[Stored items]
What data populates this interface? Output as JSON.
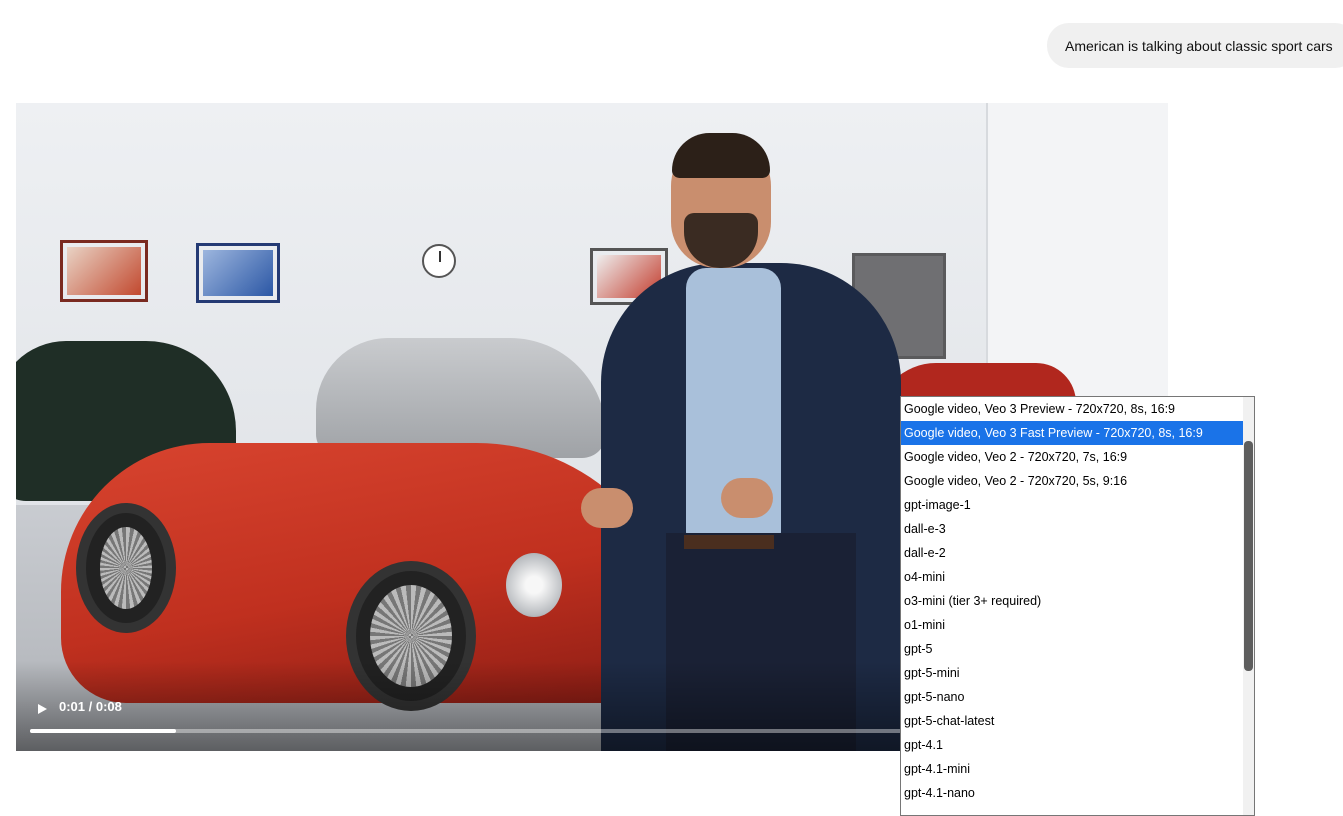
{
  "chat": {
    "user_message": "American is talking about classic sport cars"
  },
  "video": {
    "play_icon": "play-icon",
    "time": "0:01 / 0:08",
    "progress": 0.13
  },
  "model_dropdown": {
    "selected_index": 1,
    "options": [
      "Google video, Veo 3 Preview - 720x720, 8s, 16:9",
      "Google video, Veo 3 Fast Preview - 720x720, 8s, 16:9",
      "Google video, Veo 2 - 720x720, 7s, 16:9",
      "Google video, Veo 2 - 720x720, 5s, 9:16",
      "gpt-image-1",
      "dall-e-3",
      "dall-e-2",
      "o4-mini",
      "o3-mini (tier 3+ required)",
      "o1-mini",
      "gpt-5",
      "gpt-5-mini",
      "gpt-5-nano",
      "gpt-5-chat-latest",
      "gpt-4.1",
      "gpt-4.1-mini",
      "gpt-4.1-nano"
    ]
  }
}
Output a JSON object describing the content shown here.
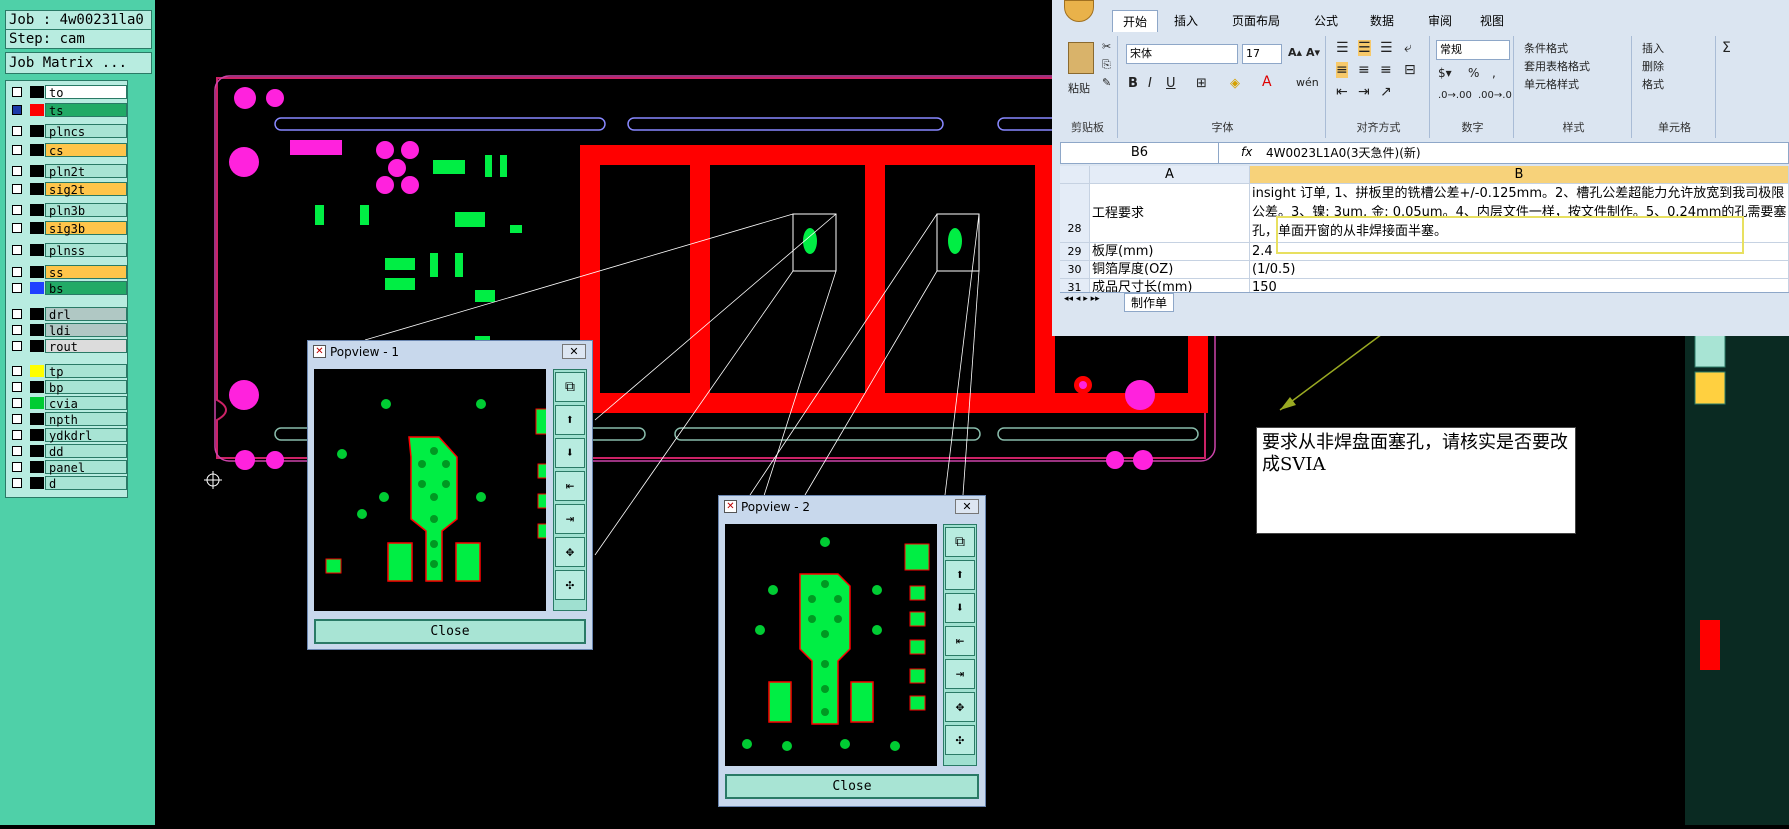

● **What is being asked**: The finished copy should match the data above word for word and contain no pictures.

● **Exercise response**:
What data populates this interface? Output as JSON.
{
  "chat": {
    "user_message": "American is talking about classic sport cars"
  },
  "video": {
    "play_icon": "play-icon",
    "time": "0:01 / 0:08",
    "progress": 0.13
  },
  "model_dropdown": {
    "selected_index": 1,
    "options": [
      "Google video, Veo 3 Preview - 720x720, 8s, 16:9",
      "Google video, Veo 3 Fast Preview - 720x720, 8s, 16:9",
      "Google video, Veo 2 - 720x720, 7s, 16:9",
      "Google video, Veo 2 - 720x720, 5s, 9:16",
      "gpt-image-1",
      "dall-e-3",
      "dall-e-2",
      "o4-mini",
      "o3-mini (tier 3+ required)",
      "o1-mini",
      "gpt-5",
      "gpt-5-mini",
      "gpt-5-nano",
      "gpt-5-chat-latest",
      "gpt-4.1",
      "gpt-4.1-mini",
      "gpt-4.1-nano"
    ]
  }
}
Output a JSON object describing the content shown here.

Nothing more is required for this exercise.